The Tatsinskaya Airfield was the main airfield used by the German Wehrmacht during the Battle of Stalingrad to supply the encircled 6th Army from outside. From Tatsinskaya, a Ju 52 plane would take approx, 1¼ hour to reach Stalingrad, from where it would return after a 3½ hour turnaround, theoretically making it possible to complete a mission in six hours. Tatsinskaya served as the base for the Ju 52 transport planes, while Morozovskaya was mainly used by the He 111 bombers. The fall of the airfield, along with the one at Morozovskaya being threatened, although briefly retaken by the Germans on the 28th, Tatsinskaya fell back into Soviet hands by 31 December. After the fall of Tatsinskaya, the Ju 52 from there were relocated to Salsk, while the He 111 went to Novocherkassk, the still existing airfield is located approximately 35 kilometers east of the town of Belaya Kalitva, near the stanitsa of Tatsinskaya
Volgograd International Airport is an airport located 15 km northwest of the city of Volgograd in Russia. It comprises a civilian airport built on top of a military runway. The terminal area parks 42 medium/large aircraft and 91 small aircraft, a military training unit was present at Gumrak as late as 1994, the 706 UAP, using Aero L-39 aircraft. However a more recent report puts 706 UAP at Beketovsk until 1997, Volgograd Airport served as base for Air Volga. When the airline went bankrupt in April 2010, its aircraft, the airport, named Gumrak Airport, was used by the German 6th Army as fuel and supply depot during the Battle of Stalingrad in 1942/43. After the fall of Pitomnik on 17 January 1943, Gumrak was the one of seven airfields around Stalingrad still in German hands. On 22 January, a last He 111 aircraft left the airfield with 19 wounded soldiers, Gumrak eventually was recaptured by the 293rd Rifle Division on 23 January, leaving the 6th Army without any means of direct support. Media related to Gumrak Airport at Wikimedia Commons Volgograd International Airport official website
The Pitomnik airfield was an airfield in Russia. During the Second World War, it was the primary of seven used by the German Wehrmacht during the Battle of Stalingrad. Flights originating from Pitomnik generally had two main initial destinations outside the pocket and Morozovskaya, Pitomnik was captured by the German 6th Army when it linked up there with the 4th Panzer Army on 3 September 1942. The airfield at Pitomnik was one of seven airfields within the Stalingrad Pocket after the 6th Army was encircled, the field was equipped with lights for night operation. Ordered to the cauldron by Paulus, Wilhelm Adam flew from Morozovsk airstrip to Pitomnik on 12 Dec.1942, after his He 111 landed, Adam noted, The place was overflowing with crashed aircraft and destroyed vehicles, there a Condor, here a Focke Wulf. Among the wrecks were several Ju 52s and He 111s - the work of the Red bombers and fighters, along with anti aircraft guns, the airfield was protected by fighter planes of Jagdgeschwader 3, elements of which were based there.

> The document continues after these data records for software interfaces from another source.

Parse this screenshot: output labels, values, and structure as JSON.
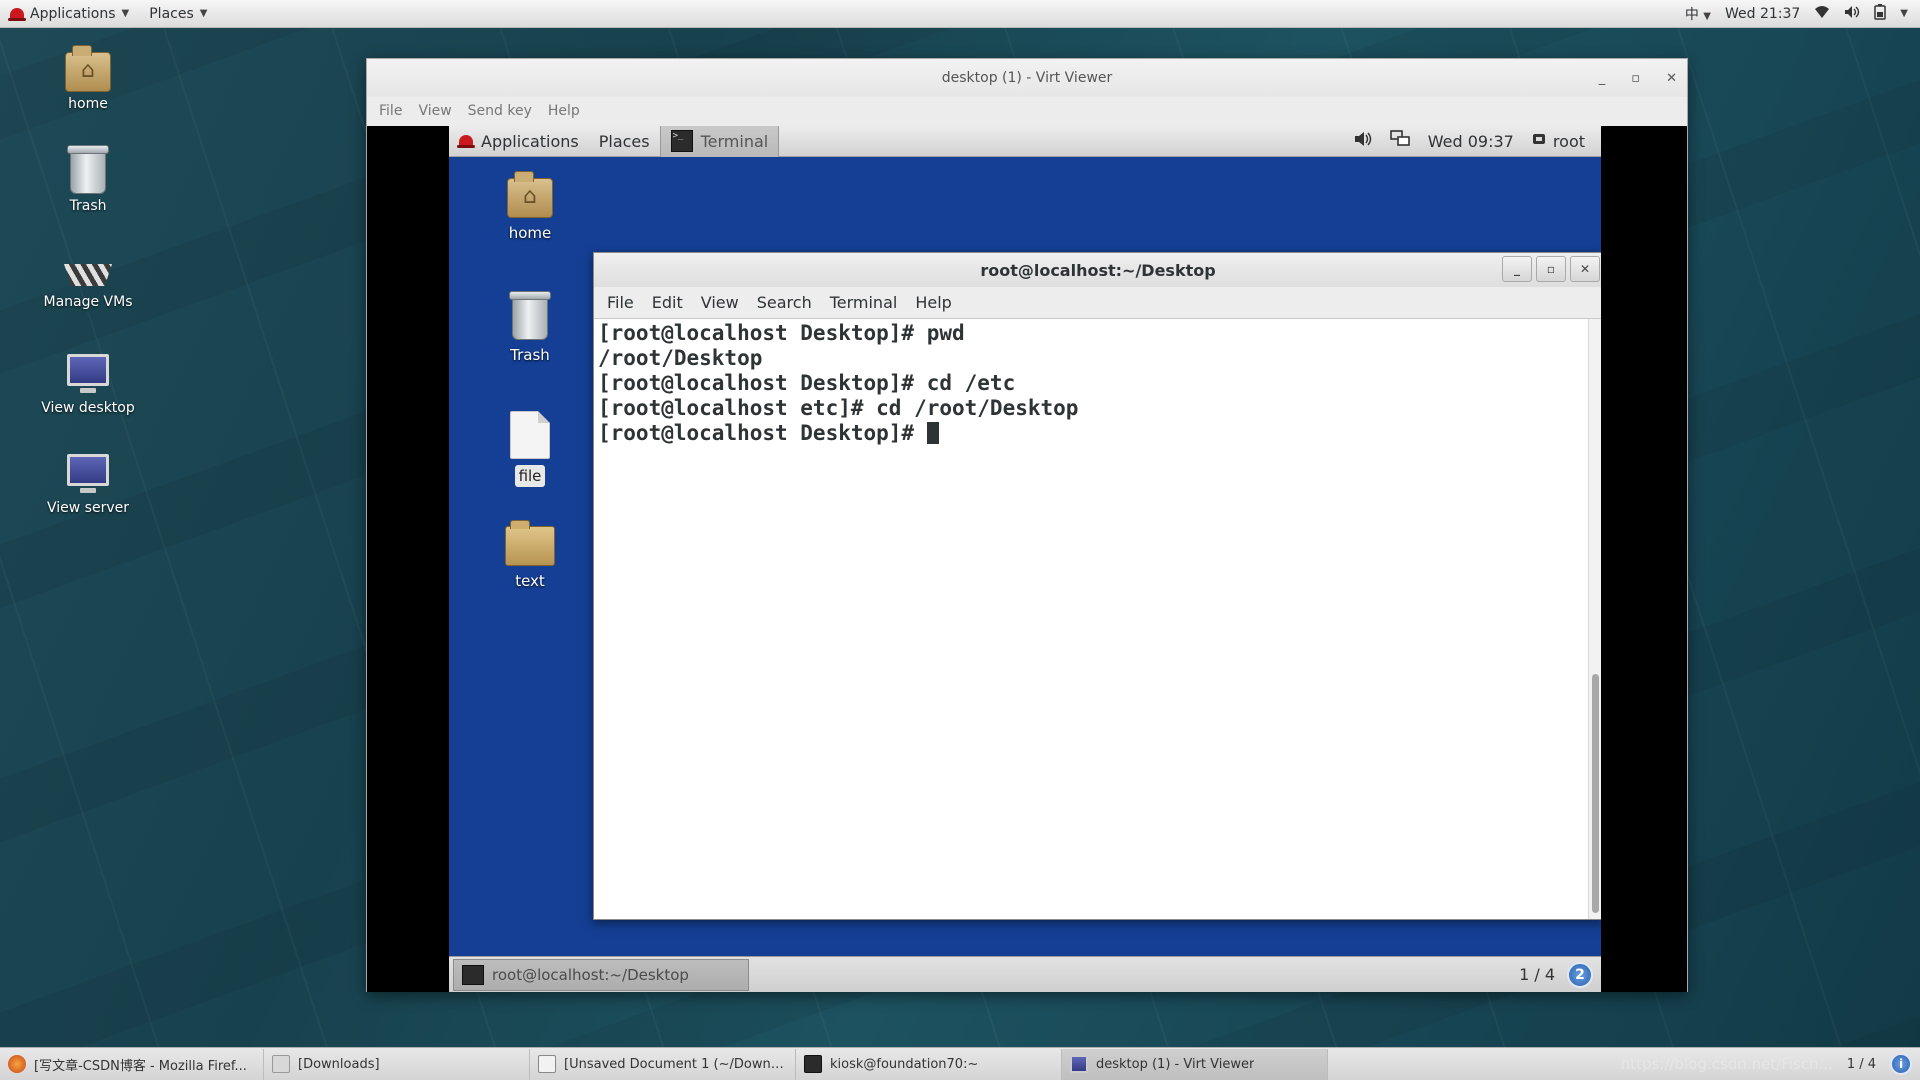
{
  "host_panel": {
    "applications": "Applications",
    "places": "Places",
    "input_method": "中",
    "clock": "Wed 21:37"
  },
  "host_desktop": {
    "icons": [
      "home",
      "Trash",
      "Manage VMs",
      "View desktop",
      "View server"
    ]
  },
  "virt_viewer": {
    "title": "desktop (1) - Virt Viewer",
    "menu": [
      "File",
      "View",
      "Send key",
      "Help"
    ]
  },
  "guest_panel": {
    "applications": "Applications",
    "places": "Places",
    "terminal_tab": "Terminal",
    "clock": "Wed 09:37",
    "user": "root"
  },
  "guest_desktop": {
    "icons": [
      "home",
      "Trash",
      "file",
      "text"
    ]
  },
  "terminal": {
    "title": "root@localhost:~/Desktop",
    "menu": [
      "File",
      "Edit",
      "View",
      "Search",
      "Terminal",
      "Help"
    ],
    "lines": [
      "[root@localhost Desktop]# pwd",
      "/root/Desktop",
      "[root@localhost Desktop]# cd /etc",
      "[root@localhost etc]# cd /root/Desktop",
      "[root@localhost Desktop]# "
    ]
  },
  "guest_bottom": {
    "task": "root@localhost:~/Desktop",
    "pager": "1 / 4",
    "help_badge": "2"
  },
  "host_taskbar": {
    "items": [
      "[写文章-CSDN博客 - Mozilla Firef...",
      "[Downloads]",
      "[Unsaved Document 1 (~/Downlo...",
      "kiosk@foundation70:~",
      "desktop (1) - Virt Viewer"
    ],
    "watermark": "https://blog.csdn.net/Fisch...",
    "pager": "1 / 4"
  }
}
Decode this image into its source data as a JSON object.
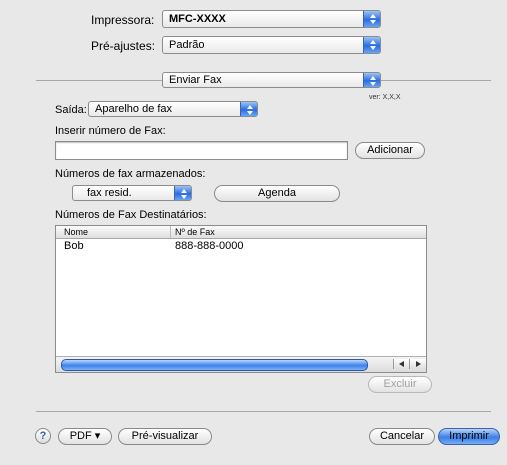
{
  "printer": {
    "label": "Impressora:",
    "value": "MFC-XXXX"
  },
  "presets": {
    "label": "Pré-ajustes:",
    "value": "Padrão"
  },
  "panel": {
    "value": "Enviar Fax"
  },
  "version": "ver: X,X,X",
  "output": {
    "label": "Saída:",
    "value": "Aparelho de fax"
  },
  "fax_entry": {
    "label": "Inserir número de Fax:",
    "value": "",
    "add_button": "Adicionar"
  },
  "stored": {
    "label": "Números de fax armazenados:",
    "value": "fax resid.",
    "agenda_button": "Agenda"
  },
  "recipients": {
    "label": "Números de Fax Destinatários:",
    "columns": [
      "Nome",
      "Nº de Fax"
    ],
    "rows": [
      {
        "name": "Bob",
        "fax": "888-888-0000"
      }
    ],
    "delete_button": "Excluir"
  },
  "footer": {
    "help": "?",
    "pdf_button": "PDF ▾",
    "preview_button": "Pré-visualizar",
    "cancel_button": "Cancelar",
    "print_button": "Imprimir"
  },
  "colors": {
    "accent": "#2a6de0",
    "background": "#e8e8e8"
  }
}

In mid-January, the planes of the group were ordered to leave the pocket. The airfield was used to fly out the female hospital staff of the 6th Army. Male medical staff were not permitted to leave, the edges of the runway were filled with wounded German soldiers whose conditions were deemed not serious enough for evacuation, and only ambulatory cases were actually evacuated by air. From 15 January, Pitomnik came under fire of the Red Army. Karpovka had already fallen on 13 January and alongside Pitomnik, four other airfields fell on 17 January, Gumrak eventually fell on 23 January, leaving the 6th Army without any means of direct support. As of 2009, the location of the Pitomnik Airfield is used as farmland